** Task details **
Type out the full set of entries again, unchanged.

[[ Input for this task open ]]

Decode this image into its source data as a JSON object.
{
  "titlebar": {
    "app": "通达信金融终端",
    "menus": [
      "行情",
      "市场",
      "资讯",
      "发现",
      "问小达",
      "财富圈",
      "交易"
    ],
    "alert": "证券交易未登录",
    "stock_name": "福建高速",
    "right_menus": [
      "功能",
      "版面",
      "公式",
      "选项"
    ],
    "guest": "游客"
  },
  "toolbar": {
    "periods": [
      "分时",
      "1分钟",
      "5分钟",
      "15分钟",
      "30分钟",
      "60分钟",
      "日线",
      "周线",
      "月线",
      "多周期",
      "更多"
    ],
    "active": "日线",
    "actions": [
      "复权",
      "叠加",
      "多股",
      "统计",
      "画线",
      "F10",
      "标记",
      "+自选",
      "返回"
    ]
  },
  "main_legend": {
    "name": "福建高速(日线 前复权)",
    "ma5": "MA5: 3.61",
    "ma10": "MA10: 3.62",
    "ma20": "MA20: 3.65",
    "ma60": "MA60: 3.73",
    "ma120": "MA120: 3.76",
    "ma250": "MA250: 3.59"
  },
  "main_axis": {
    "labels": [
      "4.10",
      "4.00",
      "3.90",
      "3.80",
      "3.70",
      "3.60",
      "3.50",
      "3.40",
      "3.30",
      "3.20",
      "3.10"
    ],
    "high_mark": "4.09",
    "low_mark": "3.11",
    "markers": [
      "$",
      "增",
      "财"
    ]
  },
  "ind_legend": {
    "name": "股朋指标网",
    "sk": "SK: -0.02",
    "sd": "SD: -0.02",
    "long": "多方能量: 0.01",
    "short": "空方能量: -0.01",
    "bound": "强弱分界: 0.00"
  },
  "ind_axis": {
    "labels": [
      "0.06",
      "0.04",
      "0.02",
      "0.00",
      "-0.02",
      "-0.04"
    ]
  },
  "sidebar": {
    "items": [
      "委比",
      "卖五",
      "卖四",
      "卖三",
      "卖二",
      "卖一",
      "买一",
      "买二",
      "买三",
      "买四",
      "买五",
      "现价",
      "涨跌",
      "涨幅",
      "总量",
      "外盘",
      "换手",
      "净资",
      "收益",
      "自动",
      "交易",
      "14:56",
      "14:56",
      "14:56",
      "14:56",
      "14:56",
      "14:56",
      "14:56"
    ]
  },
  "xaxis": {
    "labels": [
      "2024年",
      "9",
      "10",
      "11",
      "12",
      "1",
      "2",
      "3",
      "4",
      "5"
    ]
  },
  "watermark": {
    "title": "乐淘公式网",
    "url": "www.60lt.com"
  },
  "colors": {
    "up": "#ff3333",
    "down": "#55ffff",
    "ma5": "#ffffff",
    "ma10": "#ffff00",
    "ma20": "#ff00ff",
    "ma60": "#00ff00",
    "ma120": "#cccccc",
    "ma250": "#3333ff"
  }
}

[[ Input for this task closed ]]

** Output of the task **
Decode this image into its source data as a JSON object.
{
  "titlebar": {
    "app": "通达信金融终端",
    "menus": [
      "行情",
      "市场",
      "资讯",
      "发现",
      "问小达",
      "财富圈",
      "交易"
    ],
    "alert": "证券交易未登录",
    "stock_name": "福建高速",
    "right_menus": [
      "功能",
      "版面",
      "公式",
      "选项"
    ],
    "guest": "游客"
  },
  "toolbar": {
    "periods": [
      "分时",
      "1分钟",
      "5分钟",
      "15分钟",
      "30分钟",
      "60分钟",
      "日线",
      "周线",
      "月线",
      "多周期",
      "更多"
    ],
    "active": "日线",
    "actions": [
      "复权",
      "叠加",
      "多股",
      "统计",
      "画线",
      "F10",
      "标记",
      "+自选",
      "返回"
    ]
  },
  "main_legend": {
    "name": "福建高速(日线 前复权)",
    "ma5": "MA5: 3.61",
    "ma10": "MA10: 3.62",
    "ma20": "MA20: 3.65",
    "ma60": "MA60: 3.73",
    "ma120": "MA120: 3.76",
    "ma250": "MA250: 3.59"
  },
  "main_axis": {
    "labels": [
      "4.10",
      "4.00",
      "3.90",
      "3.80",
      "3.70",
      "3.60",
      "3.50",
      "3.40",
      "3.30",
      "3.20",
      "3.10"
    ],
    "high_mark": "4.09",
    "low_mark": "3.11",
    "markers": [
      "$",
      "增",
      "财"
    ]
  },
  "ind_legend": {
    "name": "股朋指标网",
    "sk": "SK: -0.02",
    "sd": "SD: -0.02",
    "long": "多方能量: 0.01",
    "short": "空方能量: -0.01",
    "bound": "强弱分界: 0.00"
  },
  "ind_axis": {
    "labels": [
      "0.06",
      "0.04",
      "0.02",
      "0.00",
      "-0.02",
      "-0.04"
    ]
  },
  "sidebar": {
    "items": [
      "委比",
      "卖五",
      "卖四",
      "卖三",
      "卖二",
      "卖一",
      "买一",
      "买二",
      "买三",
      "买四",
      "买五",
      "现价",
      "涨跌",
      "涨幅",
      "总量",
      "外盘",
      "换手",
      "净资",
      "收益",
      "自动",
      "交易",
      "14:56",
      "14:56",
      "14:56",
      "14:56",
      "14:56",
      "14:56",
      "14:56"
    ]
  },
  "xaxis": {
    "labels": [
      "2024年",
      "9",
      "10",
      "11",
      "12",
      "1",
      "2",
      "3",
      "4",
      "5"
    ]
  },
  "watermark": {
    "title": "乐淘公式网",
    "url": "www.60lt.com"
  },
  "colors": {
    "up": "#ff3333",
    "down": "#55ffff",
    "ma5": "#ffffff",
    "ma10": "#ffff00",
    "ma20": "#ff00ff",
    "ma60": "#00ff00",
    "ma120": "#cccccc",
    "ma250": "#3333ff"
  }
}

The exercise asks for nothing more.